### What you should do
Provide only the number of lines below that hold "heading".

*** Opening Records provided ***

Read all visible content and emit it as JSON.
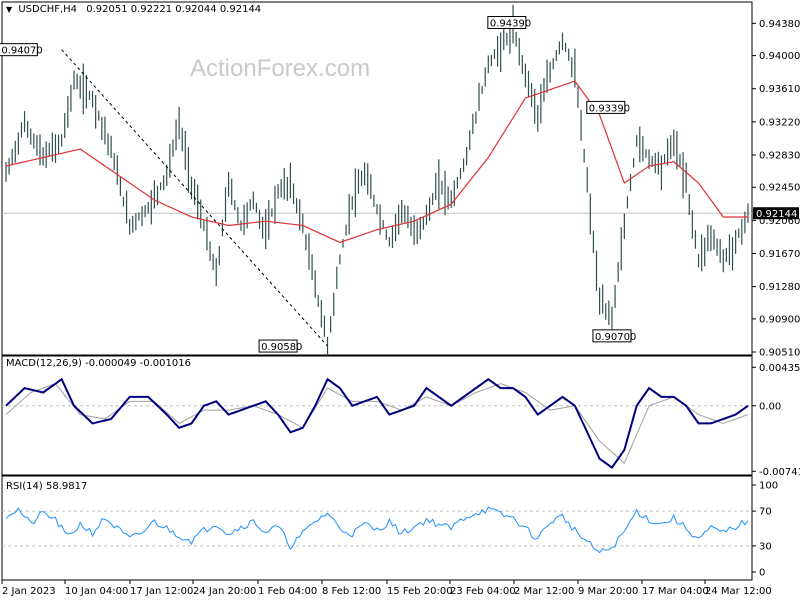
{
  "header": {
    "symbol": "USDCHF,H4",
    "ohlc": "0.92051 0.92221 0.92044 0.92144",
    "dropdown_icon": "triangle-down-icon"
  },
  "watermark": "ActionForex.com",
  "colors": {
    "candles": "#2f4f4f",
    "ma": "#e03030",
    "macd": "#00007f",
    "signal": "#a0a0a0",
    "rsi": "#1e90ff",
    "grid": "#c0c0c0",
    "trendline": "#000000"
  },
  "chart_data": [
    {
      "type": "candlestick",
      "title": "USDCHF,H4",
      "y_ticks": [
        "0.94380",
        "0.94000",
        "0.93610",
        "0.93220",
        "0.92830",
        "0.92450",
        "0.92060",
        "0.91670",
        "0.91280",
        "0.90900",
        "0.90510"
      ],
      "ylim": [
        0.9051,
        0.9449
      ],
      "current_price": "0.92144",
      "annotations": [
        {
          "label": "0.94070",
          "value": 0.9407
        },
        {
          "label": "0.94390",
          "value": 0.9439
        },
        {
          "label": "0.93390",
          "value": 0.9339
        },
        {
          "label": "0.90580",
          "value": 0.9058
        },
        {
          "label": "0.90700",
          "value": 0.907
        }
      ],
      "x_labels": [
        "2 Jan 2023",
        "10 Jan 04:00",
        "17 Jan 12:00",
        "24 Jan 20:00",
        "1 Feb 04:00",
        "8 Feb 12:00",
        "15 Feb 20:00",
        "23 Feb 04:00",
        "2 Mar 12:00",
        "9 Mar 20:00",
        "17 Mar 04:00",
        "24 Mar 12:00"
      ],
      "series": [
        {
          "name": "price",
          "points": [
            [
              0,
              0.926
            ],
            [
              3,
              0.932
            ],
            [
              6,
              0.928
            ],
            [
              9,
              0.93
            ],
            [
              11,
              0.937
            ],
            [
              14,
              0.935
            ],
            [
              17,
              0.929
            ],
            [
              20,
              0.92
            ],
            [
              23,
              0.922
            ],
            [
              26,
              0.926
            ],
            [
              28,
              0.932
            ],
            [
              30,
              0.925
            ],
            [
              32,
              0.92
            ],
            [
              34,
              0.914
            ],
            [
              36,
              0.925
            ],
            [
              38,
              0.92
            ],
            [
              40,
              0.923
            ],
            [
              42,
              0.919
            ],
            [
              44,
              0.924
            ],
            [
              46,
              0.925
            ],
            [
              48,
              0.92
            ],
            [
              50,
              0.913
            ],
            [
              52,
              0.906
            ],
            [
              54,
              0.916
            ],
            [
              56,
              0.923
            ],
            [
              58,
              0.926
            ],
            [
              60,
              0.922
            ],
            [
              62,
              0.918
            ],
            [
              64,
              0.922
            ],
            [
              66,
              0.919
            ],
            [
              68,
              0.921
            ],
            [
              70,
              0.925
            ],
            [
              72,
              0.923
            ],
            [
              74,
              0.927
            ],
            [
              76,
              0.933
            ],
            [
              78,
              0.939
            ],
            [
              80,
              0.941
            ],
            [
              82,
              0.943
            ],
            [
              84,
              0.938
            ],
            [
              86,
              0.933
            ],
            [
              88,
              0.938
            ],
            [
              90,
              0.942
            ],
            [
              92,
              0.938
            ],
            [
              94,
              0.925
            ],
            [
              96,
              0.911
            ],
            [
              98,
              0.909
            ],
            [
              100,
              0.92
            ],
            [
              102,
              0.93
            ],
            [
              104,
              0.928
            ],
            [
              106,
              0.927
            ],
            [
              108,
              0.93
            ],
            [
              110,
              0.925
            ],
            [
              112,
              0.916
            ],
            [
              114,
              0.919
            ],
            [
              116,
              0.916
            ],
            [
              118,
              0.918
            ],
            [
              120,
              0.9214
            ]
          ]
        },
        {
          "name": "ma",
          "points": [
            [
              0,
              0.927
            ],
            [
              6,
              0.928
            ],
            [
              12,
              0.929
            ],
            [
              18,
              0.926
            ],
            [
              24,
              0.923
            ],
            [
              30,
              0.921
            ],
            [
              36,
              0.92
            ],
            [
              42,
              0.9205
            ],
            [
              48,
              0.92
            ],
            [
              54,
              0.918
            ],
            [
              60,
              0.9195
            ],
            [
              66,
              0.9205
            ],
            [
              72,
              0.9225
            ],
            [
              78,
              0.928
            ],
            [
              84,
              0.935
            ],
            [
              88,
              0.936
            ],
            [
              92,
              0.937
            ],
            [
              96,
              0.933
            ],
            [
              100,
              0.925
            ],
            [
              104,
              0.927
            ],
            [
              108,
              0.9275
            ],
            [
              112,
              0.925
            ],
            [
              116,
              0.921
            ],
            [
              120,
              0.921
            ]
          ]
        }
      ]
    },
    {
      "type": "line",
      "title": "MACD(12,26,9) -0.000049 -0.001016",
      "y_ticks": [
        "0.004354",
        "0.00",
        "-0.007417"
      ],
      "ylim": [
        -0.0075,
        0.0045
      ],
      "series": [
        {
          "name": "macd",
          "points": [
            [
              0,
              0.0
            ],
            [
              3,
              0.002
            ],
            [
              6,
              0.0015
            ],
            [
              9,
              0.003
            ],
            [
              11,
              0.0
            ],
            [
              14,
              -0.002
            ],
            [
              17,
              -0.0015
            ],
            [
              20,
              0.001
            ],
            [
              23,
              0.001
            ],
            [
              26,
              -0.001
            ],
            [
              28,
              -0.0025
            ],
            [
              30,
              -0.002
            ],
            [
              32,
              0.0
            ],
            [
              34,
              0.0005
            ],
            [
              36,
              -0.001
            ],
            [
              38,
              -0.0005
            ],
            [
              40,
              0.0
            ],
            [
              42,
              0.0005
            ],
            [
              44,
              -0.001
            ],
            [
              46,
              -0.003
            ],
            [
              48,
              -0.0025
            ],
            [
              50,
              0.0
            ],
            [
              52,
              0.003
            ],
            [
              54,
              0.002
            ],
            [
              56,
              0.0
            ],
            [
              58,
              0.0005
            ],
            [
              60,
              0.001
            ],
            [
              62,
              -0.001
            ],
            [
              64,
              -0.0005
            ],
            [
              66,
              0.0
            ],
            [
              68,
              0.002
            ],
            [
              70,
              0.001
            ],
            [
              72,
              0.0
            ],
            [
              74,
              0.001
            ],
            [
              76,
              0.002
            ],
            [
              78,
              0.003
            ],
            [
              80,
              0.002
            ],
            [
              82,
              0.002
            ],
            [
              84,
              0.001
            ],
            [
              86,
              -0.001
            ],
            [
              88,
              0.0
            ],
            [
              90,
              0.001
            ],
            [
              92,
              0.0
            ],
            [
              94,
              -0.003
            ],
            [
              96,
              -0.006
            ],
            [
              98,
              -0.007
            ],
            [
              100,
              -0.005
            ],
            [
              102,
              0.0
            ],
            [
              104,
              0.002
            ],
            [
              106,
              0.001
            ],
            [
              108,
              0.001
            ],
            [
              110,
              0.0
            ],
            [
              112,
              -0.002
            ],
            [
              114,
              -0.002
            ],
            [
              116,
              -0.0015
            ],
            [
              118,
              -0.001
            ],
            [
              120,
              0.0
            ]
          ]
        },
        {
          "name": "signal",
          "points": [
            [
              0,
              -0.001
            ],
            [
              4,
              0.0015
            ],
            [
              8,
              0.0025
            ],
            [
              12,
              -0.001
            ],
            [
              16,
              -0.0015
            ],
            [
              20,
              0.0005
            ],
            [
              24,
              0.0005
            ],
            [
              28,
              -0.002
            ],
            [
              32,
              -0.0005
            ],
            [
              36,
              -0.0005
            ],
            [
              40,
              0.0
            ],
            [
              44,
              -0.001
            ],
            [
              48,
              -0.0025
            ],
            [
              52,
              0.002
            ],
            [
              56,
              0.0005
            ],
            [
              60,
              0.0005
            ],
            [
              64,
              -0.0005
            ],
            [
              68,
              0.001
            ],
            [
              72,
              0.0
            ],
            [
              76,
              0.0015
            ],
            [
              80,
              0.0025
            ],
            [
              84,
              0.0015
            ],
            [
              88,
              -0.0005
            ],
            [
              92,
              0.0
            ],
            [
              96,
              -0.004
            ],
            [
              100,
              -0.0065
            ],
            [
              104,
              0.0
            ],
            [
              108,
              0.001
            ],
            [
              112,
              -0.001
            ],
            [
              116,
              -0.002
            ],
            [
              120,
              -0.001
            ]
          ]
        }
      ]
    },
    {
      "type": "line",
      "title": "RSI(14) 58.9817",
      "y_ticks": [
        "100",
        "70",
        "30",
        "0"
      ],
      "ylim": [
        0,
        100
      ],
      "series": [
        {
          "name": "rsi",
          "points": [
            [
              0,
              65
            ],
            [
              2,
              72
            ],
            [
              4,
              55
            ],
            [
              6,
              68
            ],
            [
              8,
              60
            ],
            [
              10,
              40
            ],
            [
              12,
              55
            ],
            [
              14,
              45
            ],
            [
              16,
              62
            ],
            [
              18,
              50
            ],
            [
              20,
              38
            ],
            [
              22,
              45
            ],
            [
              24,
              58
            ],
            [
              26,
              50
            ],
            [
              28,
              42
            ],
            [
              30,
              36
            ],
            [
              32,
              48
            ],
            [
              34,
              56
            ],
            [
              36,
              44
            ],
            [
              38,
              52
            ],
            [
              40,
              58
            ],
            [
              42,
              46
            ],
            [
              44,
              52
            ],
            [
              46,
              30
            ],
            [
              48,
              44
            ],
            [
              50,
              58
            ],
            [
              52,
              68
            ],
            [
              54,
              50
            ],
            [
              56,
              44
            ],
            [
              58,
              55
            ],
            [
              60,
              48
            ],
            [
              62,
              58
            ],
            [
              64,
              44
            ],
            [
              66,
              52
            ],
            [
              68,
              60
            ],
            [
              70,
              55
            ],
            [
              72,
              50
            ],
            [
              74,
              62
            ],
            [
              76,
              68
            ],
            [
              78,
              72
            ],
            [
              80,
              66
            ],
            [
              82,
              62
            ],
            [
              84,
              50
            ],
            [
              86,
              38
            ],
            [
              88,
              58
            ],
            [
              90,
              64
            ],
            [
              92,
              48
            ],
            [
              94,
              34
            ],
            [
              96,
              22
            ],
            [
              98,
              28
            ],
            [
              100,
              46
            ],
            [
              102,
              70
            ],
            [
              104,
              60
            ],
            [
              106,
              55
            ],
            [
              108,
              62
            ],
            [
              110,
              50
            ],
            [
              112,
              38
            ],
            [
              114,
              50
            ],
            [
              116,
              45
            ],
            [
              118,
              52
            ],
            [
              120,
              59
            ]
          ]
        }
      ]
    }
  ]
}
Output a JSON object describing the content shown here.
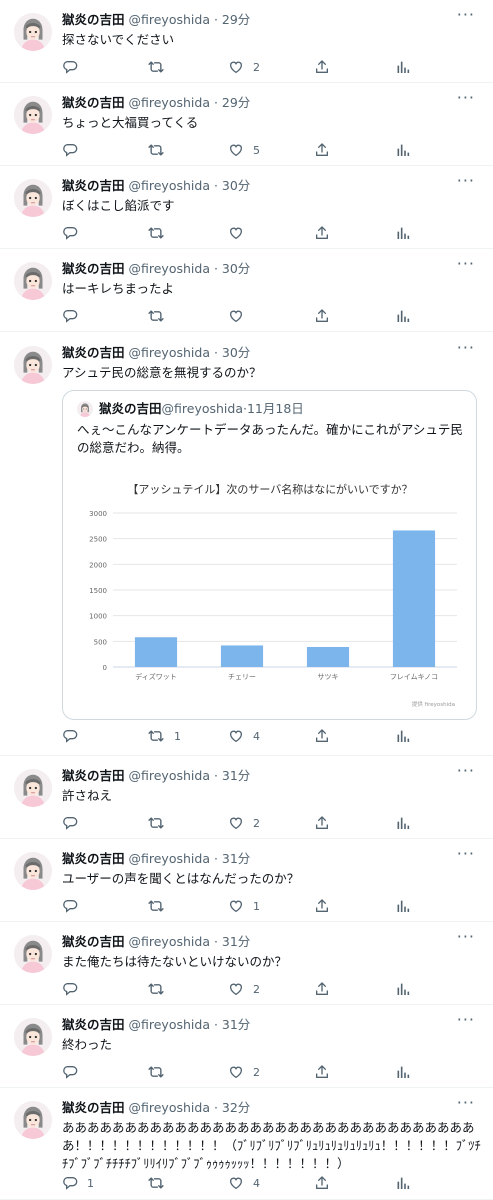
{
  "user": {
    "name": "獄炎の吉田",
    "handle": "@fireyoshida",
    "more_icon": "more-icon"
  },
  "colors": {
    "text": "#0f1419",
    "muted": "#536471",
    "border": "#eff3f4",
    "bar": "#7cb5ec"
  },
  "tweets": [
    {
      "time": "29分",
      "text": "探さないでください",
      "reply": "",
      "retweet": "",
      "like": "2"
    },
    {
      "time": "29分",
      "text": "ちょっと大福買ってくる",
      "reply": "",
      "retweet": "",
      "like": "5"
    },
    {
      "time": "30分",
      "text": "ぼくはこし餡派です",
      "reply": "",
      "retweet": "",
      "like": ""
    },
    {
      "time": "30分",
      "text": "はーキレちまったよ",
      "reply": "",
      "retweet": "",
      "like": ""
    },
    {
      "time": "30分",
      "text": "アシュテ民の総意を無視するのか？",
      "reply": "",
      "retweet": "1",
      "like": "4"
    },
    {
      "time": "31分",
      "text": "許さねえ",
      "reply": "",
      "retweet": "",
      "like": "2"
    },
    {
      "time": "31分",
      "text": "ユーザーの声を聞くとはなんだったのか？",
      "reply": "",
      "retweet": "",
      "like": "1"
    },
    {
      "time": "31分",
      "text": "また俺たちは待たないといけないのか？",
      "reply": "",
      "retweet": "",
      "like": "2"
    },
    {
      "time": "31分",
      "text": "終わった",
      "reply": "",
      "retweet": "",
      "like": "2"
    },
    {
      "time": "32分",
      "text": "ああああああああああああああああああああああああああああああああああ！！！！！！！！！！！！（ﾌﾞﾘﾌﾞﾘﾌﾞﾘﾌﾞﾘｭﾘｭﾘｭﾘｭﾘｭﾘｭ！！！！！！ﾌﾞﾂﾁﾁﾌﾞﾌﾞﾌﾞﾁﾁﾁﾁﾌﾞﾘﾘｲﾘﾌﾞﾌﾞﾌﾞｩｩｩｩｯｯｯ！！！！！！！）",
      "reply": "1",
      "retweet": "",
      "like": "4"
    }
  ],
  "quote": {
    "name": "獄炎の吉田",
    "handle": "@fireyoshida",
    "date": "11月18日",
    "text": "へぇ～こんなアンケートデータあったんだ。確かにこれがアシュテ民の総意だわ。納得。"
  },
  "chart_data": {
    "type": "bar",
    "title": "【アッシュテイル】次のサーバ名称はなにがいいですか？",
    "categories": [
      "ディズワット",
      "チェリー",
      "サツキ",
      "フレイムキノコ"
    ],
    "values": [
      580,
      420,
      390,
      2660
    ],
    "yticks": [
      "0",
      "500",
      "1000",
      "1500",
      "2000",
      "2500",
      "3000"
    ],
    "ylim": [
      0,
      3000
    ],
    "grid": true,
    "credit": "提供 fireyoshida"
  }
}
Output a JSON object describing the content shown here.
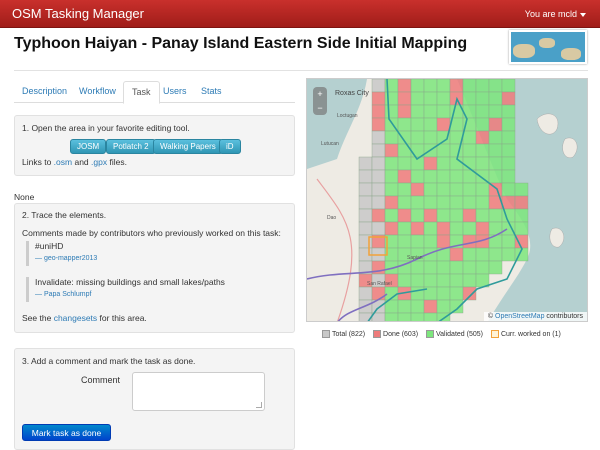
{
  "navbar": {
    "brand": "OSM Tasking Manager",
    "user": "You are mcld"
  },
  "project": {
    "title": "Typhoon Haiyan - Panay Island Eastern Side Initial Mapping"
  },
  "tabs": [
    {
      "label": "Description",
      "active": false
    },
    {
      "label": "Workflow",
      "active": false
    },
    {
      "label": "Task",
      "active": true
    },
    {
      "label": "Users",
      "active": false
    },
    {
      "label": "Stats",
      "active": false
    }
  ],
  "step1": {
    "heading": "1. Open the area in your favorite editing tool.",
    "editors": [
      "JOSM",
      "Potlatch 2",
      "Walking Papers",
      "iD"
    ],
    "links_prefix": "Links to",
    "link_osm": ".osm",
    "link_and": "and",
    "link_gpx": ".gpx",
    "links_suffix": "files."
  },
  "none_label": "None",
  "step2": {
    "heading": "2. Trace the elements.",
    "comments_intro": "Comments made by contributors who previously worked on this task:",
    "comments": [
      {
        "text": "#uniHD",
        "author": "— geo-mapper2013"
      },
      {
        "text": "Invalidate: missing buildings and small lakes/paths",
        "author": "— Papa Schlumpf"
      }
    ],
    "see_prefix": "See the",
    "see_link": "changesets",
    "see_suffix": "for this area."
  },
  "step3": {
    "heading": "3. Add a comment and mark the task as done.",
    "comment_label": "Comment",
    "comment_value": "",
    "submit": "Mark task as done"
  },
  "map": {
    "zoom_in": "+",
    "zoom_out": "−",
    "city_label": "Roxas City",
    "place_labels": [
      "Loctugan",
      "Lutucan",
      "San Rafael",
      "Sapian",
      "Dao"
    ],
    "attribution_prefix": "©",
    "attribution_link": "OpenStreetMap",
    "attribution_suffix": "contributors",
    "colors": {
      "done": "#ee7b7b",
      "validated": "#7de67d",
      "total": "#c8c8c8",
      "current": "#f2a23a",
      "boundary": "#3aa0a0"
    }
  },
  "legend": [
    {
      "label": "Total (822)",
      "color": "#c8c8c8"
    },
    {
      "label": "Done (603)",
      "color": "#ee7b7b"
    },
    {
      "label": "Validated (505)",
      "color": "#7de67d"
    },
    {
      "label": "Curr. worked on (1)",
      "color": "#fff3d6"
    }
  ]
}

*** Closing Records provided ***

### Solution for this exercise
3